“The story of Vanilla Ice has long been shrouded in a fog of shoddy reporting, breathless tall tales, and harmless self-deception. A white rap Rashomon, if the bandit battled Bebop and Rocksteady. Everyone’s narrative is slightly askew, which adds to the charm. You would just print the legend if you could figure out exactly what it is.”
This is a fascinating framework for empires (implications for business or political). Highly worth reading.
“As an empire grows richer, Glubb noted, wealth becomes an end in itself, and the emphasis moves from national service to personal gain. The old nobility and their sense of virtue are replaced by merchants and the values of the market. With this diminishing sense of duty comes a defensiveness, concerned with protecting affluence for a minimum of shared sacrifice. The United States crossed this line a long time ago, all but codifying it in the Reagan era. Though lip-service is still paid to the pioneer spirit of the Founding Fathers, unchecked individualism has replaced the “united-we-stand” attitude that built the early nation. By the time of the second Gulf war, the middle classes were encouraged to go shopping to support the economy, while the military — drawn largely from the poorest classes of society — made the actual sacrifices. It’s not an exaggeration to say that the defining factor of the richest class of Americans, and their political allies, is the avoidance of all shared national burdens — from healthcare to taxes and the public services that rely on them — in favour of a hyper-individualistic notion of prosperity.”
“you must produce something (anything) immediately. There is just no way around it. Unless your net worth is increasing by 20–25% a year, you’re going to be falling behind. Why do we think the number is this high? Look at the prices of tech stocks. Since we know that tech is going to drive all the value going forward (or at least the vast majority) it’s the new standard for relativity. Buying something like the Qs (NASDAQ) is a lot more reasonable with a 10-year time frame than a diversified basket of stocks in dying industries.

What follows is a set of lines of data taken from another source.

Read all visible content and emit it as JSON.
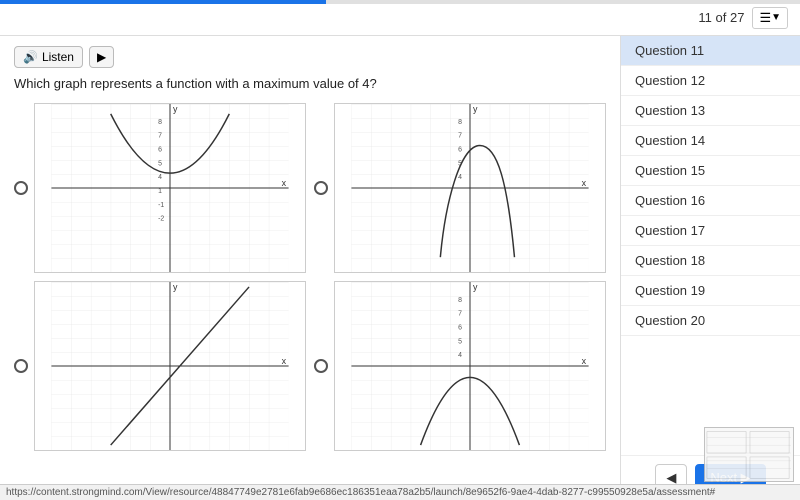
{
  "topBar": {
    "progress": "11 of 27",
    "progressPercent": 40.7
  },
  "listenBar": {
    "listenLabel": "Listen",
    "speakerIcon": "🔊"
  },
  "question": {
    "text": "Which graph represents a function with a maximum value of 4?"
  },
  "sidebar": {
    "items": [
      {
        "label": "Question 11",
        "active": true
      },
      {
        "label": "Question 12",
        "active": false
      },
      {
        "label": "Question 13",
        "active": false
      },
      {
        "label": "Question 14",
        "active": false
      },
      {
        "label": "Question 15",
        "active": false
      },
      {
        "label": "Question 16",
        "active": false
      },
      {
        "label": "Question 17",
        "active": false
      },
      {
        "label": "Question 18",
        "active": false
      },
      {
        "label": "Question 19",
        "active": false
      },
      {
        "label": "Question 20",
        "active": false
      }
    ],
    "prevLabel": "◀",
    "nextLabel": "Next ▶"
  },
  "statusBar": {
    "url": "https://content.strongmind.com/View/resource/48847749e2781e6fab9e686ec186351eaa78a2b5/launch/8e9652f6-9ae4-4dab-8277-c99550928e5a/assessment#"
  }
}
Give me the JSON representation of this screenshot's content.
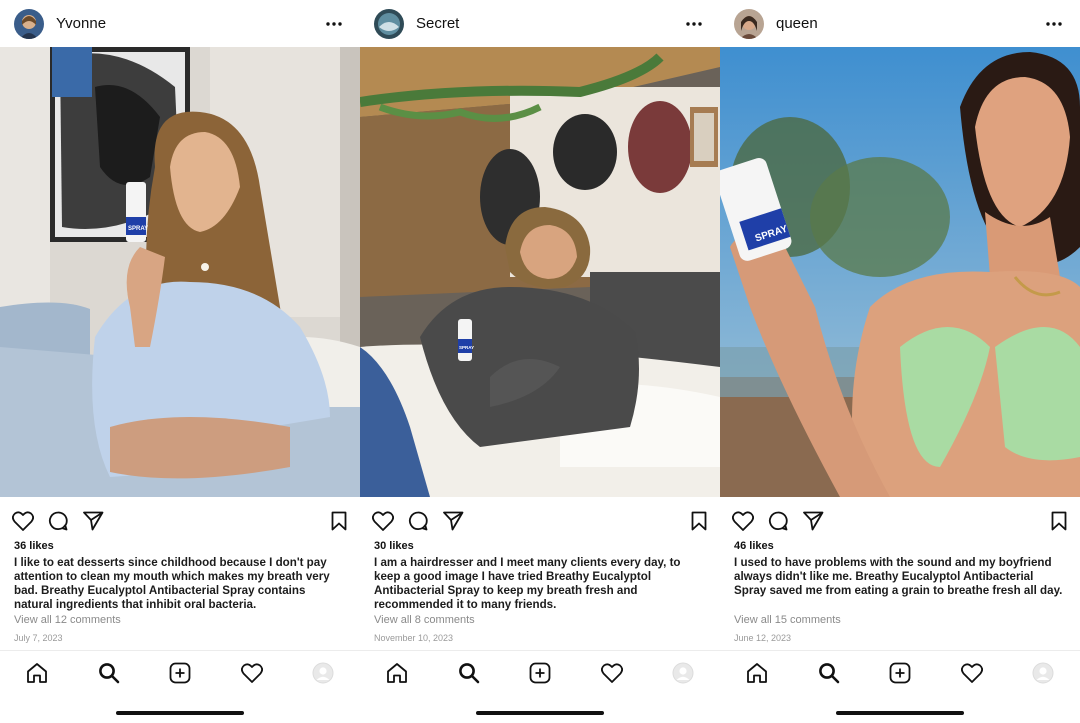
{
  "posts": [
    {
      "username": "Yvonne",
      "likes": "36 likes",
      "caption": "I like to eat desserts since childhood because I don't pay attention to clean my mouth which makes my breath very bad. Breathy Eucalyptol Antibacterial Spray contains natural ingredients that inhibit oral bacteria.",
      "comments": "View all 12 comments",
      "date": "July 7, 2023",
      "spray_label": "SPRAY"
    },
    {
      "username": "Secret",
      "likes": "30 likes",
      "caption": "I am a hairdresser and I meet many clients every day, to keep a good image I have tried Breathy Eucalyptol Antibacterial Spray to keep my breath fresh and recommended it to many friends.",
      "comments": "View all 8 comments",
      "date": "November 10, 2023",
      "spray_label": "SPRAY"
    },
    {
      "username": "queen",
      "likes": "46 likes",
      "caption": "I used to have problems with the sound and my boyfriend always didn't like me. Breathy Eucalyptol Antibacterial Spray saved me from eating a grain to breathe fresh all day.",
      "comments": "View all 15 comments",
      "date": "June 12, 2023",
      "spray_label": "SPRAY"
    }
  ],
  "icons": {
    "post_actions": [
      "heart-icon",
      "comment-icon",
      "share-icon",
      "bookmark-icon"
    ],
    "header": "more-icon",
    "tabbar": [
      "home-icon",
      "search-icon",
      "add-icon",
      "heart-icon",
      "profile-icon"
    ]
  },
  "colors": {
    "spray_blue": "#1f3fa8",
    "text": "#111111",
    "muted": "#8a8a8a"
  }
}
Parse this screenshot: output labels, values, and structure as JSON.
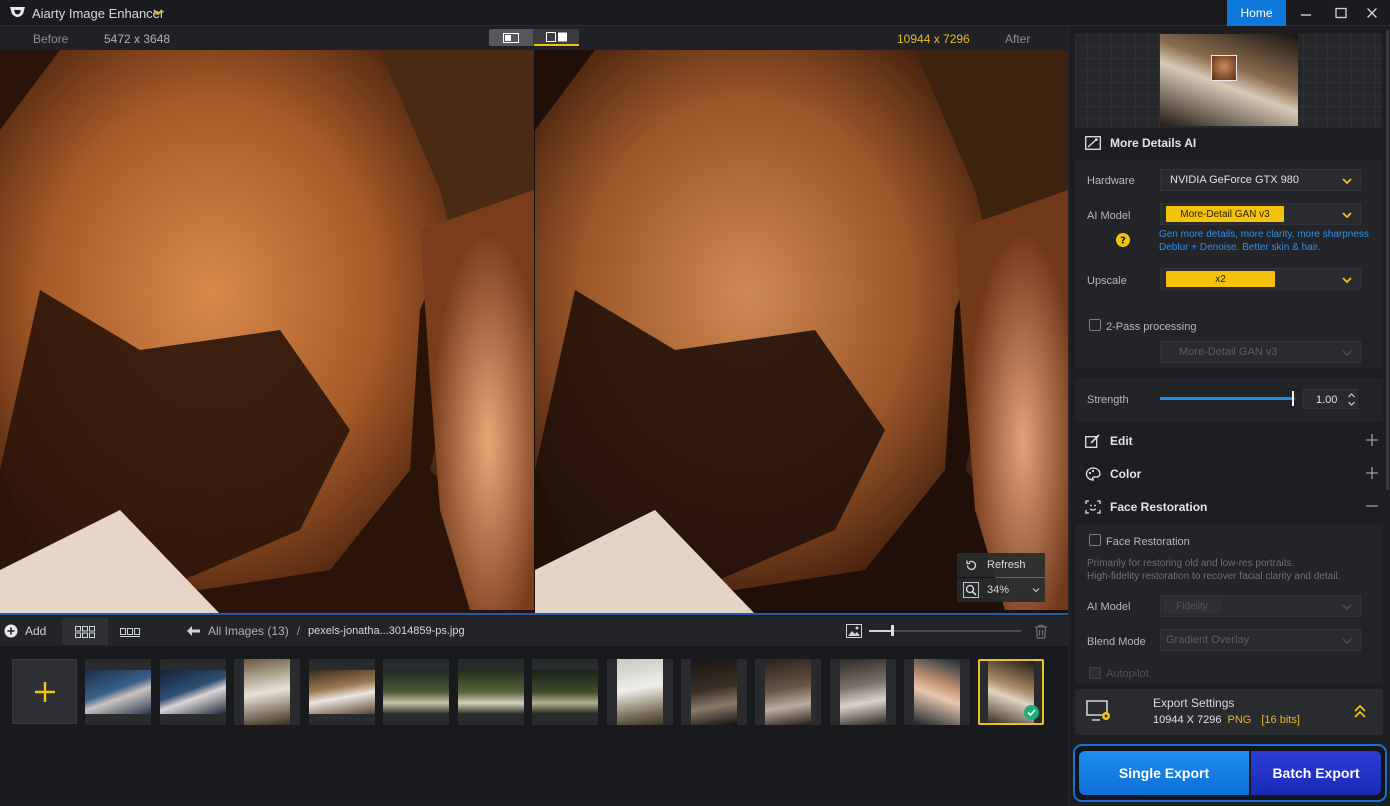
{
  "app": {
    "title": "Aiarty Image Enhancer",
    "home_label": "Home",
    "accent": "#0e78d8",
    "highlight": "#f3c20c"
  },
  "compare": {
    "before_label": "Before",
    "before_size": "5472 x 3648",
    "after_size": "10944 x 7296",
    "after_label": "After"
  },
  "view_controls": {
    "refresh_label": "Refresh",
    "zoom_value": "34%"
  },
  "toolbar": {
    "add_label": "Add",
    "breadcrumb_all": "All Images (13)",
    "breadcrumb_sep": "/",
    "breadcrumb_file": "pexels-jonatha...3014859-ps.jpg"
  },
  "panel": {
    "section_more_details": "More Details AI",
    "hardware_label": "Hardware",
    "hardware_value": "NVIDIA GeForce GTX 980",
    "ai_model_label": "AI Model",
    "ai_model_value": "More-Detail GAN  v3",
    "ai_model_hint_line1": "Gen more details, more clarity, more sharpness",
    "ai_model_hint_line2": "Deblur + Denoise. Better skin & hair.",
    "upscale_label": "Upscale",
    "upscale_value": "x2",
    "two_pass_label": "2-Pass processing",
    "two_pass_model": "More-Detail GAN  v3",
    "strength_label": "Strength",
    "strength_value": "1.00",
    "strength_fraction": 0.98,
    "section_edit": "Edit",
    "section_color": "Color",
    "section_face": "Face Restoration",
    "face_check_label": "Face Restoration",
    "face_hint_line1": "Primarily for restoring old and low-res portraits.",
    "face_hint_line2": "High-fidelity restoration to recover facial clarity and detail.",
    "face_ai_model_label": "AI Model",
    "face_ai_model_value": "Fidelity",
    "blend_mode_label": "Blend Mode",
    "blend_mode_value": "Gradient Overlay",
    "autopilot_label": "Autopilot"
  },
  "export": {
    "settings_title": "Export Settings",
    "resolution": "10944 X 7296",
    "format": "PNG",
    "bit_depth": "[16 bits]",
    "single_label": "Single Export",
    "batch_label": "Batch Export"
  }
}
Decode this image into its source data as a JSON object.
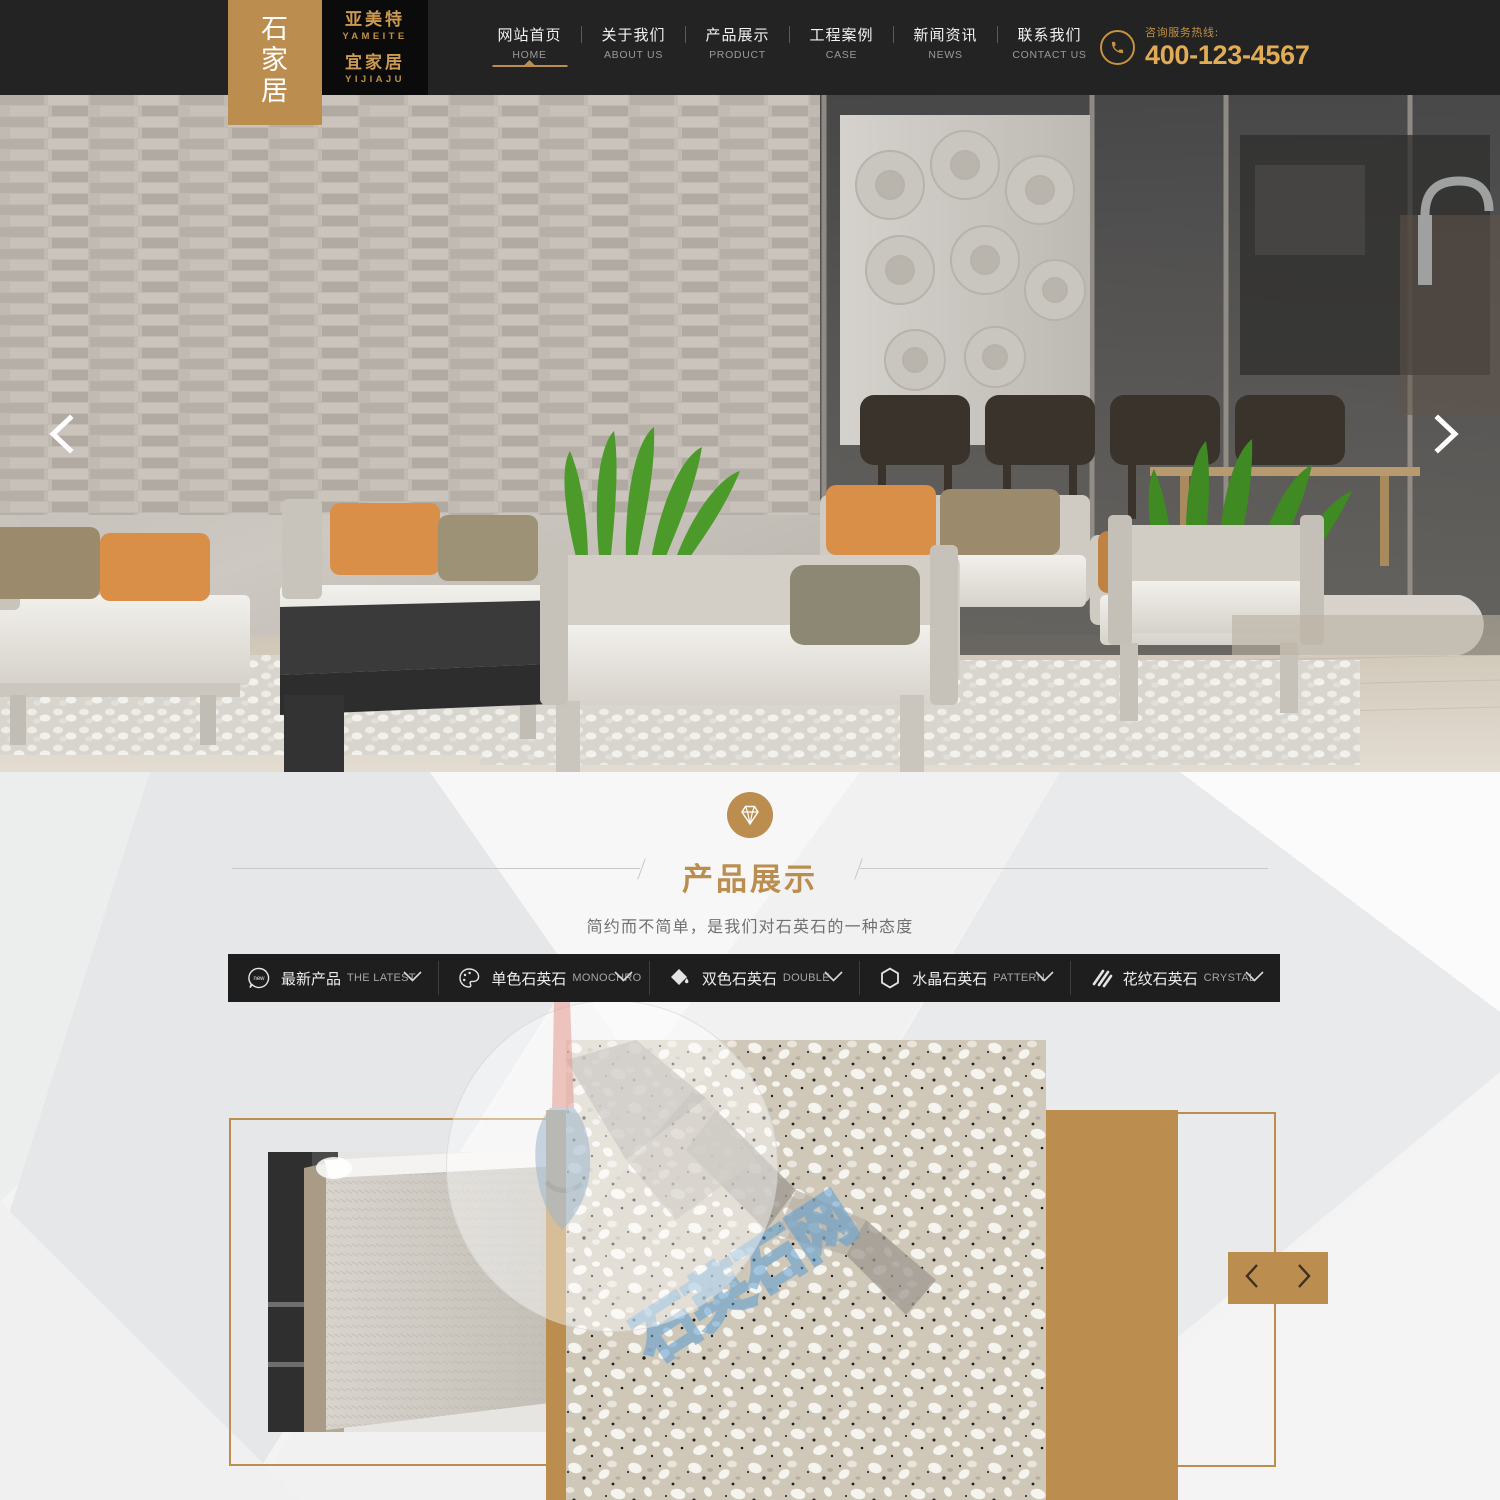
{
  "site": {
    "badge_text": "石家居",
    "logo_cn_1": "亚美特",
    "logo_en_1": "YAMEITE",
    "logo_cn_2": "宜家居",
    "logo_en_2": "YIJIAJU",
    "brand_gold": "#bb8d4f",
    "header_bg": "#232323"
  },
  "nav": {
    "items": [
      {
        "cn": "网站首页",
        "en": "HOME",
        "active": true
      },
      {
        "cn": "关于我们",
        "en": "ABOUT US",
        "active": false
      },
      {
        "cn": "产品展示",
        "en": "PRODUCT",
        "active": false
      },
      {
        "cn": "工程案例",
        "en": "CASE",
        "active": false
      },
      {
        "cn": "新闻资讯",
        "en": "NEWS",
        "active": false
      },
      {
        "cn": "联系我们",
        "en": "CONTACT US",
        "active": false
      }
    ]
  },
  "hotline": {
    "label": "咨询服务热线:",
    "number": "400-123-4567",
    "icon": "phone-icon"
  },
  "hero": {
    "prev_icon": "chevron-left-icon",
    "next_icon": "chevron-right-icon",
    "alt": "现代客厅户外家具展示"
  },
  "section": {
    "badge_icon": "diamond-icon",
    "title": "产品展示",
    "subtitle": "简约而不简单，是我们对石英石的一种态度"
  },
  "tabs": [
    {
      "cn": "最新产品",
      "en": "THE LATEST",
      "icon": "new-bubble-icon",
      "chevron": "chevron-down-icon"
    },
    {
      "cn": "单色石英石",
      "en": "MONOCHRO",
      "icon": "palette-icon",
      "chevron": "chevron-down-icon"
    },
    {
      "cn": "双色石英石",
      "en": "DOUBLE",
      "icon": "paint-bucket-icon",
      "chevron": "chevron-down-icon"
    },
    {
      "cn": "水晶石英石",
      "en": "PATTERN",
      "icon": "hexagon-icon",
      "chevron": "chevron-down-icon"
    },
    {
      "cn": "花纹石英石",
      "en": "CRYSTAL",
      "icon": "diagonal-lines-icon",
      "chevron": "chevron-down-icon"
    }
  ],
  "gallery": {
    "prev_icon": "chevron-left-icon",
    "next_icon": "chevron-right-icon",
    "left_thumb_alt": "石英石台面细节",
    "center_alt": "米色水磨石石英石板材",
    "watermark_text": "石英石网"
  }
}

If you don’t have money, we would go ahead and trade your time for money and work those 60–80 hour weeks. There is just no other way to gain ground. If you have $50,000 to your name, producing even $5,000 of extra income is a 10% move for you. This gives you a shot (at least). Go ahead and start fixing iPhones, repairing watches, doing yard work for money etc. Anything and everything is on the table since the value of assets are going up rapidly.”
“There have been several profound consequences of Shopify being a Canadian company, tucked out of the way in Ottawa (and then Montreal, Toronto, Waterloo…) and not in the Silicon Valley limelight. The most important consequences have to do with people.
The first impact is on employee retention. Shopify never competed in the never-ending war for Silicon Valley product and engineering talent, where average employee tenure at some companies is under two years (!) and employees work for a portfolio of high-growth companies over their best years, not just commit to one. Instead, the common complaint about Shopify up here in Canada is that all the good tech talent comes to work here, and then never leaves. There’s a virtuous feedback cycle at work: since Shopify can count on you staying for longer than your average tech company can, they can invest more into you when you start. Reciprocally, having everyone get more up-front investment and more context and tenure means that you can make a lot tactical choices in how you work that people really like, and makes them stick around.”